"Melghat is spread in Dharni and Chikaldara taluka s of Amravati district, Maharashtra, with a total area of about 4,000 sq km out of which almost 3,000 sq km is forest land. There are only 100 villages within the protected forest area (the Melghat Tiger Reserve) whereas another 300 are outside the forest areas. The total population of these two talukas is about 2 lakh, of which almost one third is labour force. This means at any given point in time 45,000 people need to be employed. And even if we follow nrega (the current programme) and provide employment for only 100 days in a year, the cost comes to Rs 22.5 crore per annum for Melghat alone," says R K Wankhade, deputy conservator of forests, Melghat Tiger Reserve. As per district administration figures, almost 246,621 labourers have already registered themselves for egs work across Amravati, out of which 45,777 are from Chikaldara and Dharni taluka alone.
But why is almost one-third of Melghat without any source of livelihood?
In early February this year, a large group of tribals from Melghat organised a padayatra and walked from Paratwada to Amravati to meet the district collector, Ravindra Jhadav, and demand work under egs . All had a common complaint -- their agricultural land is disputed and they rarely get work under egs .
Says Bhai Ranu Jamunka, a 75-year-old farmer from Keli village in Chikaldara taluka, "Out of 600 people in my village, only 18 own land and the rest work as labourers. Even the land of these 18 is under dispute... I am tilling my land for the last many decades but now the forest department says it is their land. What am I to do? In any case, in forests there is no source of income, no irrigation facility, nothing." It is the same story for Sabulal from Biba village in Chikaldara taluka, "Forest department has recently cut a plot in my land and says it belongs to them. I do not have 7/12 (record of rights) to prove my ownership over the land." On being questioned about availability of egs work, Sabulal said it takes one to two years to get that work.
Vithal, a 45-year-old villager from Bodhu village in Melghat has a different problem. "My village is in the interiors of Melghat and till date has not been electrified. We have small patches of land on which we do agriculture. Since there are no irrigation facilities, every year villagers make a temporary dam on a rivulet and divert some water to our fields. But the forest department says this is illegal. Every year we have this fight with the forest department... As far as egs is concerned, it can at best provide us with 15 days to a month of work in a year. Do you think we can survive only on that?
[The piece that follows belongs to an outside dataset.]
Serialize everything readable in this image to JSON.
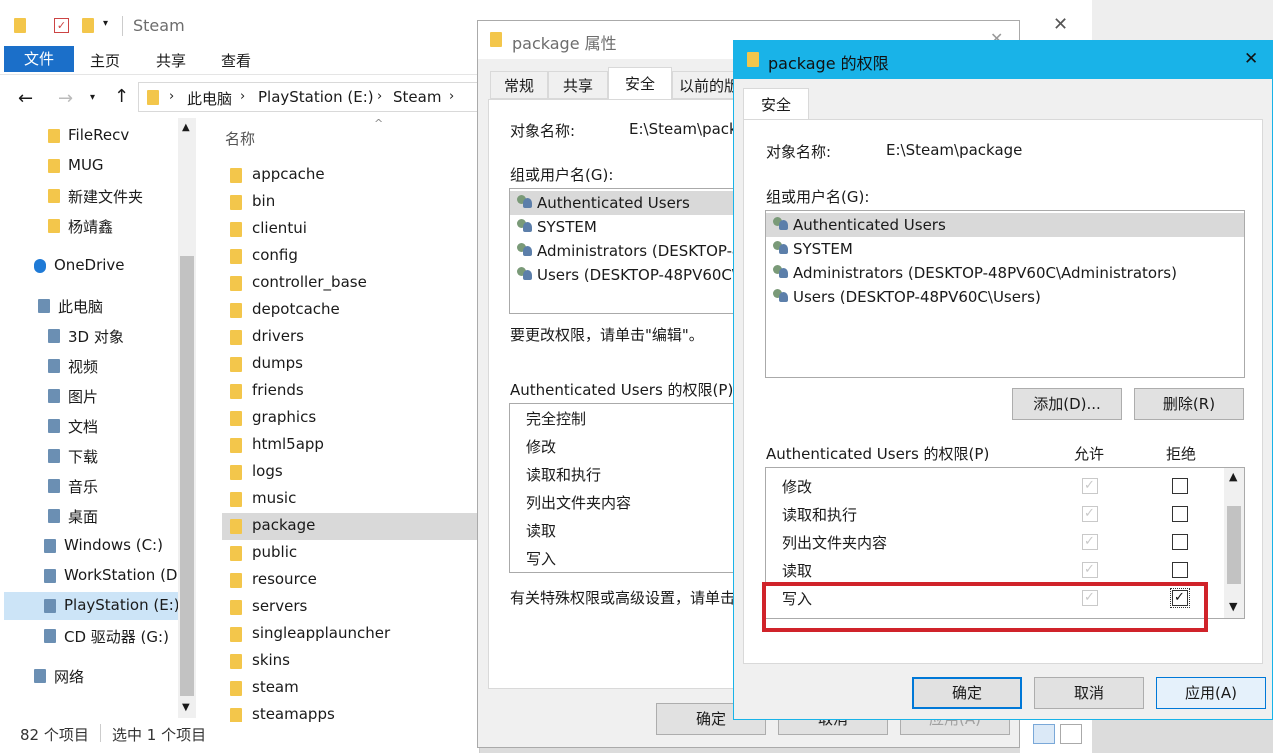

We mostly migrate to cities in search for work." Tribals also complain it takes months before they receive egs payments.
A major problem with carrying out egs works in forest areas is the requisite '60:40 ratio' of unskilled to skilled labour. Most of the structures cannot be constructed because they do not fit into the cost norms of the state government. Secondly, Melghat is thickly forested: there are no big open spaces to do egs work such as continuous contour trenching, and no sites for plantations.
Forest officials claim they are made to sound like villains when all they try to do is follow the rules. Says an executive engineer at the egs department, Amravati, "No other department is allowed to work on forest land. And neither can they take up work and leave it unfinished because of a patch of forest land that happens to fall in between. But rather than lambasting the department, which is only following the Forest Conservation Act ,1980, we should think of ways by which egs can contribute positively in forest areas. Forests no doubt have become a curse for Vidarbha's people because in the name of conservation, they remain underdeveloped."